For this exercise, copy out each line of the material below that includes "accent".

(Beginning of STORED DATA)

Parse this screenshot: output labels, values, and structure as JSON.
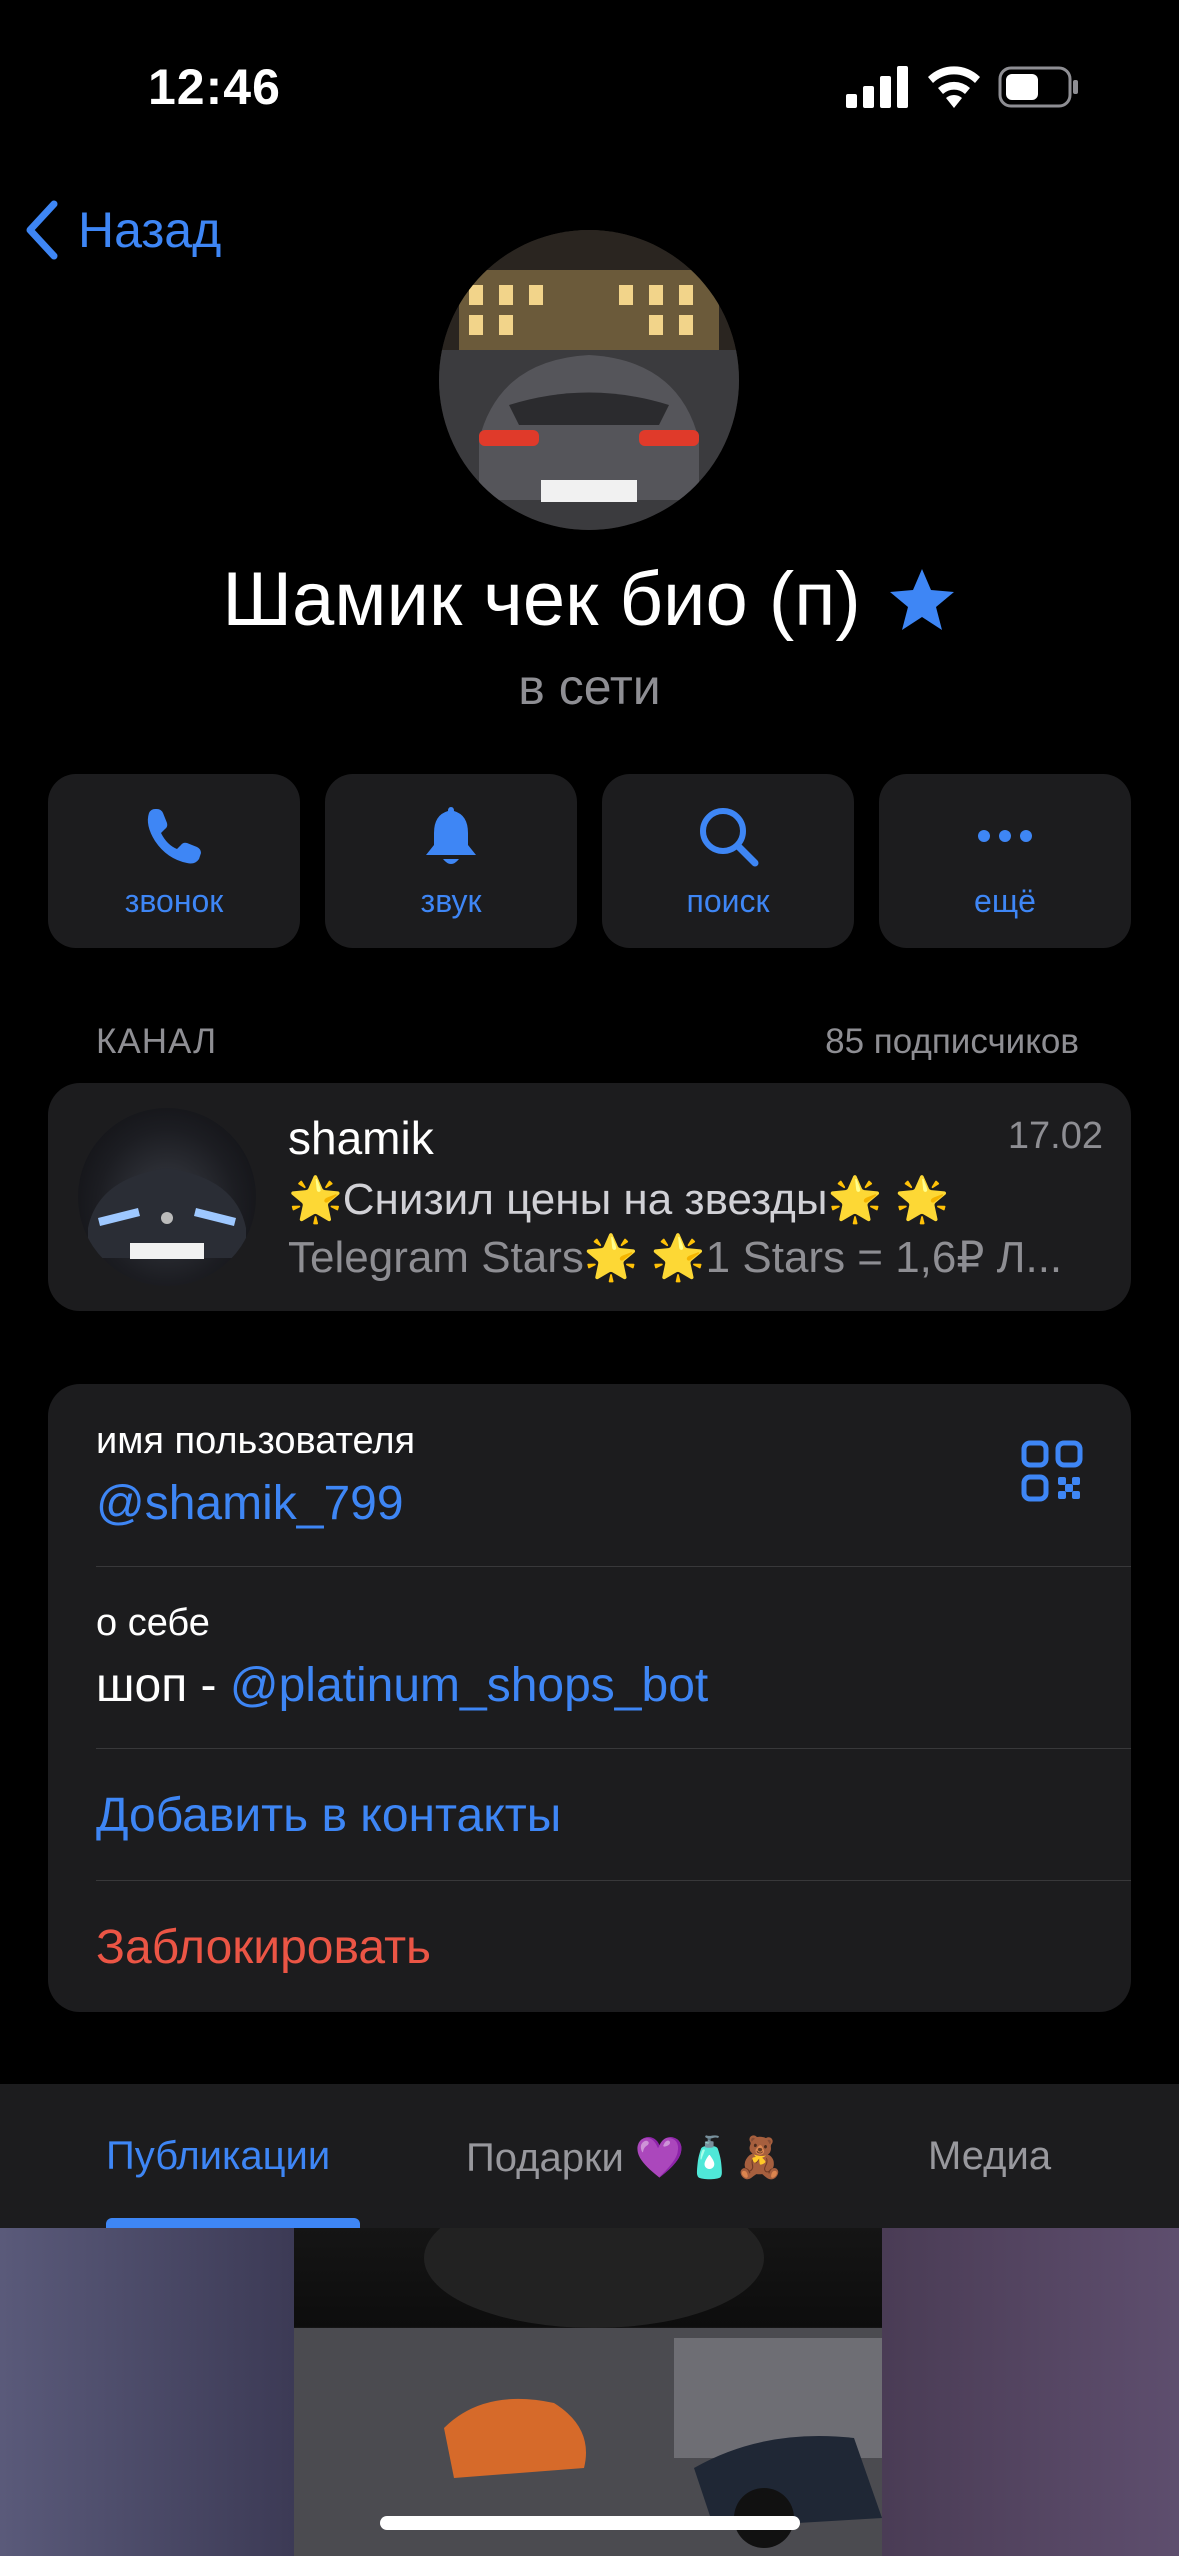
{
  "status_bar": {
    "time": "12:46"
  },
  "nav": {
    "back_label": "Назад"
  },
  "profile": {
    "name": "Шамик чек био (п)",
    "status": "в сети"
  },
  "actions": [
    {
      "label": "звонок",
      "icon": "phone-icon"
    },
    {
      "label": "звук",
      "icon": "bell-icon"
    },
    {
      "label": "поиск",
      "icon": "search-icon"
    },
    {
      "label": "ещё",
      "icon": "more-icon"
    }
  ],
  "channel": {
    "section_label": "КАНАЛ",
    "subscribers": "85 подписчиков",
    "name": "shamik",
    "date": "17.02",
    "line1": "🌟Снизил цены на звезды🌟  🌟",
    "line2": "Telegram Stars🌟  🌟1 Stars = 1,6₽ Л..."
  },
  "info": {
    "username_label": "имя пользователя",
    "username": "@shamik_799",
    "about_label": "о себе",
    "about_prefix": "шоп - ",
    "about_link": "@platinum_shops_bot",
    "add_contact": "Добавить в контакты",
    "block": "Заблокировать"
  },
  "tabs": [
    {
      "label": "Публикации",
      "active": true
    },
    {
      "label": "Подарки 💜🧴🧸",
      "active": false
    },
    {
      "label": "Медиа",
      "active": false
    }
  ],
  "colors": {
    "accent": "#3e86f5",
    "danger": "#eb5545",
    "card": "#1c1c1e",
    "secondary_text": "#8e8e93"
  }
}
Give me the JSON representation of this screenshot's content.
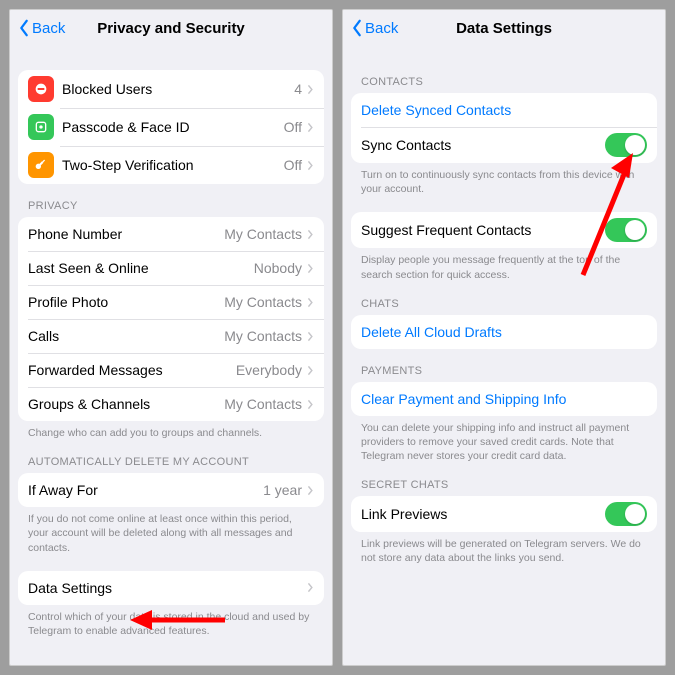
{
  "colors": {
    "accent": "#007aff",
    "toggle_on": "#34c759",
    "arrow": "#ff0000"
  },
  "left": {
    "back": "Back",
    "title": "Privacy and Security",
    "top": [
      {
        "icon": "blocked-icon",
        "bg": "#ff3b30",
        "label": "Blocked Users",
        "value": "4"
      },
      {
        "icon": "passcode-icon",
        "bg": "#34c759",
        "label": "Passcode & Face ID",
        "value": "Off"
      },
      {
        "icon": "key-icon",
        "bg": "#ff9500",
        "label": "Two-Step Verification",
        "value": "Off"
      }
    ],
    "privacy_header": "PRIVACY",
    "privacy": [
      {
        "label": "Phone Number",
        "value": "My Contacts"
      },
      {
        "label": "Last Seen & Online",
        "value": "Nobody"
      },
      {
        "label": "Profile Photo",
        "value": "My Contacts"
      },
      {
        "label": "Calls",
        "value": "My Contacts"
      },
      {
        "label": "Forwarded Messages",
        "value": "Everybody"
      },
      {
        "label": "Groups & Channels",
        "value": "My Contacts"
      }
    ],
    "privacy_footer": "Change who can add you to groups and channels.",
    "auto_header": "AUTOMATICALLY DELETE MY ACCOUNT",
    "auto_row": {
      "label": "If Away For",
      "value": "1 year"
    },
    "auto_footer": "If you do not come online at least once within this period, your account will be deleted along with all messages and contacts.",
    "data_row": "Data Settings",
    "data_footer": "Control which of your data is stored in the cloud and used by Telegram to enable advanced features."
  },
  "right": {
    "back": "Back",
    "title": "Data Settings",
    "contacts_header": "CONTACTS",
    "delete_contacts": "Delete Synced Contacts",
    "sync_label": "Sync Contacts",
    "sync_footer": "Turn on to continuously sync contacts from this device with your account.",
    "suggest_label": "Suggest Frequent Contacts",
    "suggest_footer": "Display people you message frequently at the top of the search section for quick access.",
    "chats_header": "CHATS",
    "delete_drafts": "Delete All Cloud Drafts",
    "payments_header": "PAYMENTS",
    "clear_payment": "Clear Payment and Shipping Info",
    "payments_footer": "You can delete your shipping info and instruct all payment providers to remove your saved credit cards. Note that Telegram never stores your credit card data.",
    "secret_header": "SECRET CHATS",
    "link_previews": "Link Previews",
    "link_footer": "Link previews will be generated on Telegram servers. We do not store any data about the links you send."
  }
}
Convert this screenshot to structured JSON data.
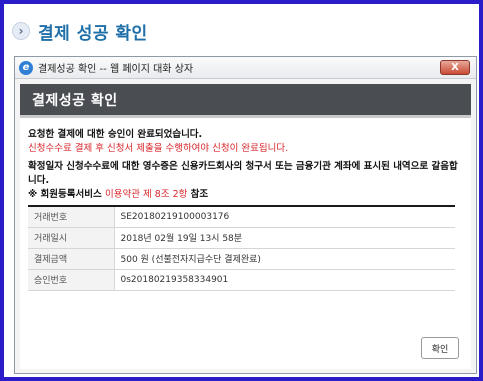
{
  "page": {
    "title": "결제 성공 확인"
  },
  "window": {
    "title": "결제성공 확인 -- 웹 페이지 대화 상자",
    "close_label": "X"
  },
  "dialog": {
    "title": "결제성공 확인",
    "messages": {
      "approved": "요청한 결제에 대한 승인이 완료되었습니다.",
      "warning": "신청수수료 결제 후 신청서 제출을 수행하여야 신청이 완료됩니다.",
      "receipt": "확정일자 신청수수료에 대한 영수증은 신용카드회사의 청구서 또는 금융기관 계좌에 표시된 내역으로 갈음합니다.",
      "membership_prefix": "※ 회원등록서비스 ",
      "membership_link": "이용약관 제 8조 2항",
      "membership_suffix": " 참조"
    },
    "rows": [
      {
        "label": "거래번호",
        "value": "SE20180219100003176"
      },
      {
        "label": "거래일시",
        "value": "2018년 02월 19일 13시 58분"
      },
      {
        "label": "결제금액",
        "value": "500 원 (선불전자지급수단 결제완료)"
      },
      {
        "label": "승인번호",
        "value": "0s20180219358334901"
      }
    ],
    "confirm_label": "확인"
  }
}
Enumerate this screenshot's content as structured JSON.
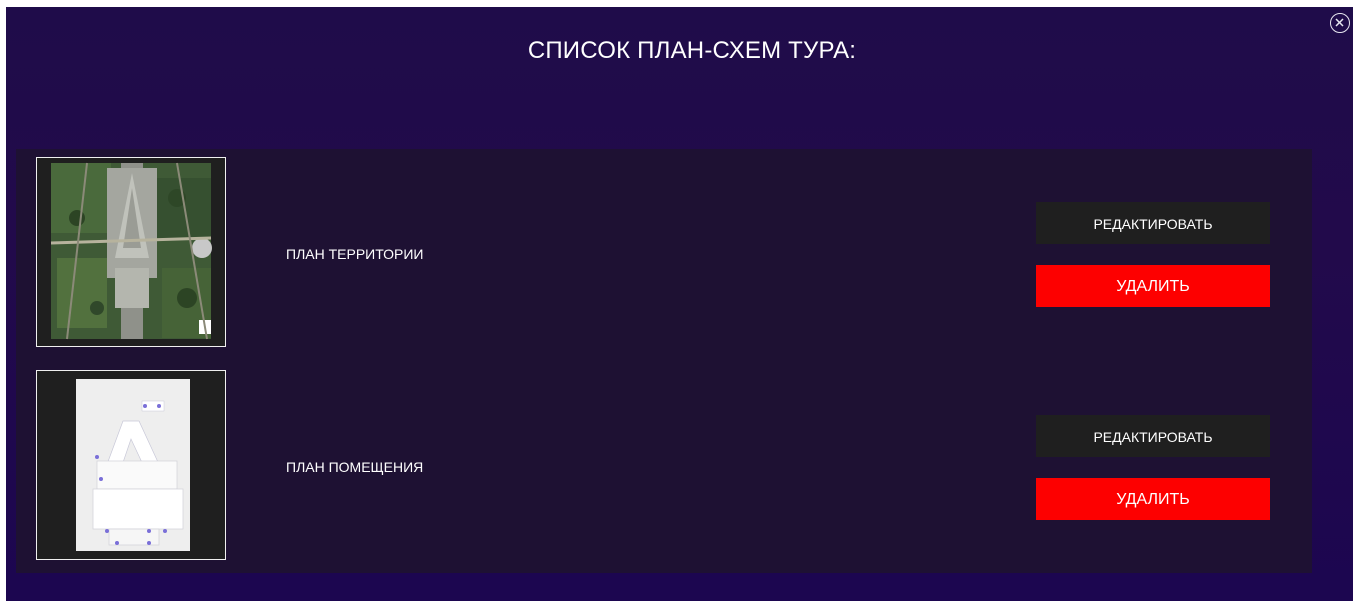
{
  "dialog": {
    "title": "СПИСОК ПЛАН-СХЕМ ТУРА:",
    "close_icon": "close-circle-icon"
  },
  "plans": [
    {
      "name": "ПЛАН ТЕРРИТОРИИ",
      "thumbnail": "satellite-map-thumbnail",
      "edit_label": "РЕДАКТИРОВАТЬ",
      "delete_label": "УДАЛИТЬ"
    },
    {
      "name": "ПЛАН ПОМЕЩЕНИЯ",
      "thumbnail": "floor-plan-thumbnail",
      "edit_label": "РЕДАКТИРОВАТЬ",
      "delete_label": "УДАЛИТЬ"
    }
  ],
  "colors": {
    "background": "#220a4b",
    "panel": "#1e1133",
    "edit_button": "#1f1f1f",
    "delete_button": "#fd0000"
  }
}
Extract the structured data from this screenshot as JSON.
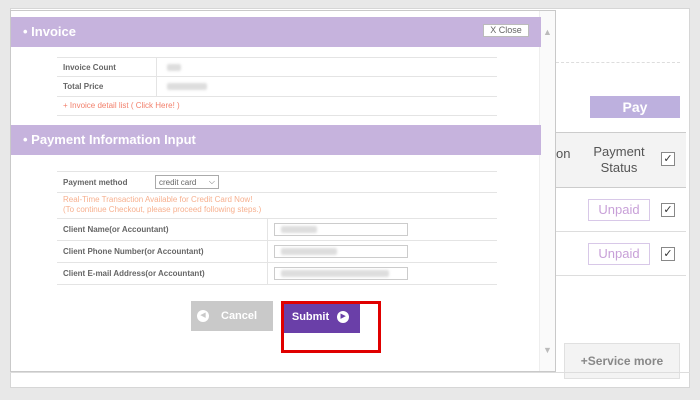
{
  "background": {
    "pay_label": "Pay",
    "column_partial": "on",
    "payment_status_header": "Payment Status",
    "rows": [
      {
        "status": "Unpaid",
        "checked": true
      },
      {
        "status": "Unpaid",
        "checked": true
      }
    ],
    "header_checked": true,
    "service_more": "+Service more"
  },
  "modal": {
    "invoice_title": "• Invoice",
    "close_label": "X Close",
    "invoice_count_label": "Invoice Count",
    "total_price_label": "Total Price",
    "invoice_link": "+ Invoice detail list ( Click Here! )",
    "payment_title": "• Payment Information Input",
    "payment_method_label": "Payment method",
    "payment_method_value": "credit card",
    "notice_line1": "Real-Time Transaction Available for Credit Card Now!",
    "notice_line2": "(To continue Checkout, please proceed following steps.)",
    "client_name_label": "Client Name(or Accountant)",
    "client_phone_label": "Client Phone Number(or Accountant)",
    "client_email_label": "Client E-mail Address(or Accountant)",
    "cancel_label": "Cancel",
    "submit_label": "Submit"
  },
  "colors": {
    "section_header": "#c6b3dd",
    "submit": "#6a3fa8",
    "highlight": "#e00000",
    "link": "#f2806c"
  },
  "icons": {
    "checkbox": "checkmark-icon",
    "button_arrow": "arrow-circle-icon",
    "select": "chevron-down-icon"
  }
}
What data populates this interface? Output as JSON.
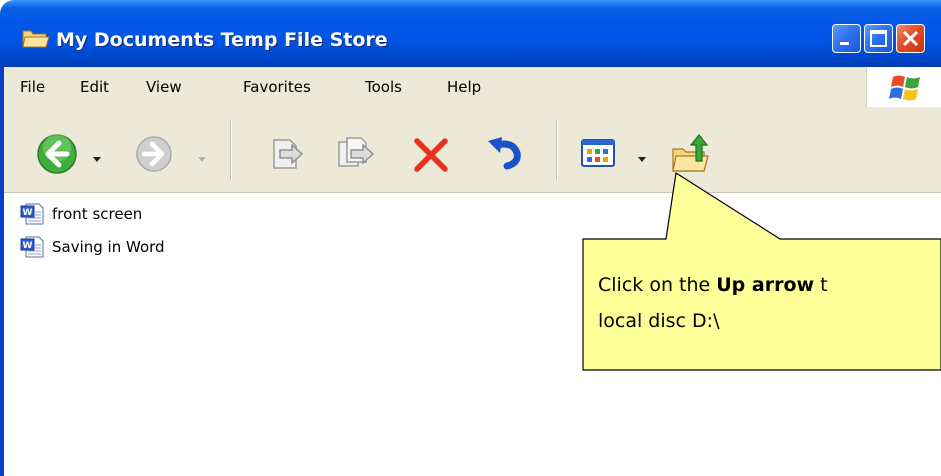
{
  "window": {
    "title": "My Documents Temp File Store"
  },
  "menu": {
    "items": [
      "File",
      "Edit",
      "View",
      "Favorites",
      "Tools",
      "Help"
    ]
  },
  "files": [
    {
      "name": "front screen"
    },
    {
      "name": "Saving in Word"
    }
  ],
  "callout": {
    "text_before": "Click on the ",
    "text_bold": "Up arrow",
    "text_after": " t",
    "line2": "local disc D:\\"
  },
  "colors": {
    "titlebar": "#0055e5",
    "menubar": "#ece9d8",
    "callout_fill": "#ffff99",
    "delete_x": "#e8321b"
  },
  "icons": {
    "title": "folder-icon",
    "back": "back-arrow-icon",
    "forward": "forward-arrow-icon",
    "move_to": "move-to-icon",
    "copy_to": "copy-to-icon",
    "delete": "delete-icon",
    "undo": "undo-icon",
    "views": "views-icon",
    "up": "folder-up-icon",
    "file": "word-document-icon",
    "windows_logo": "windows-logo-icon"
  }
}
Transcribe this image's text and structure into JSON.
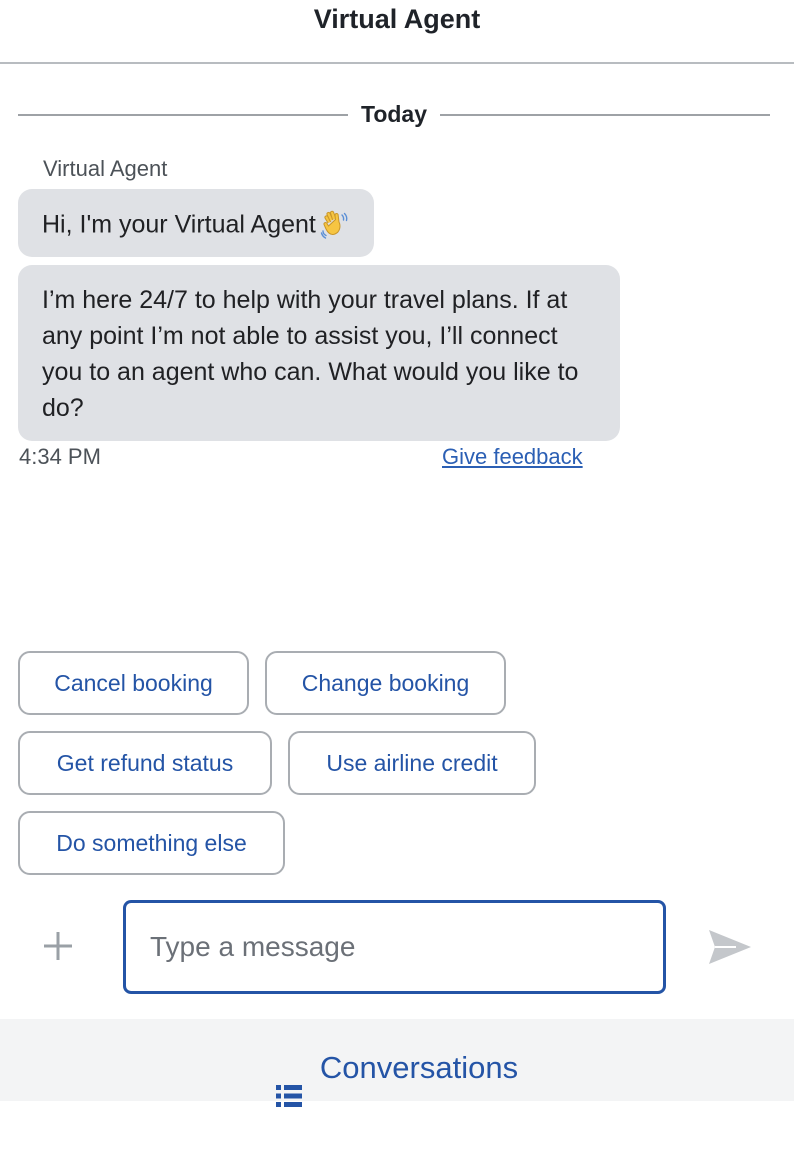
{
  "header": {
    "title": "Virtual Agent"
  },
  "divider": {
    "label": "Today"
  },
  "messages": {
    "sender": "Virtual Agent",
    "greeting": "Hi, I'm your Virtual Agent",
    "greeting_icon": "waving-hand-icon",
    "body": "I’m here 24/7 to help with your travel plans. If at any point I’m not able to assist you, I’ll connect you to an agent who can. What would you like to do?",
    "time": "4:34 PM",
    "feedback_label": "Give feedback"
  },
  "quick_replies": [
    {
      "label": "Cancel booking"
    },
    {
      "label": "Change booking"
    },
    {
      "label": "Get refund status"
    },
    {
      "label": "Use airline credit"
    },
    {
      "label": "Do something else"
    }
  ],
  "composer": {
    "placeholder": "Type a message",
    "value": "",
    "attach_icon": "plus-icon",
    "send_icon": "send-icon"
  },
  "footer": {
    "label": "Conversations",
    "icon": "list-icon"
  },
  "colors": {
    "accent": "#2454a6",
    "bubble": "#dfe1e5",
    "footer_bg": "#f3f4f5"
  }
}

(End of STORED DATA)

ANSWER TO THIS PROBLEM —
    "accent": "#3e86f5",
    "accent": "#007aff",
    "accent": "#2454a6",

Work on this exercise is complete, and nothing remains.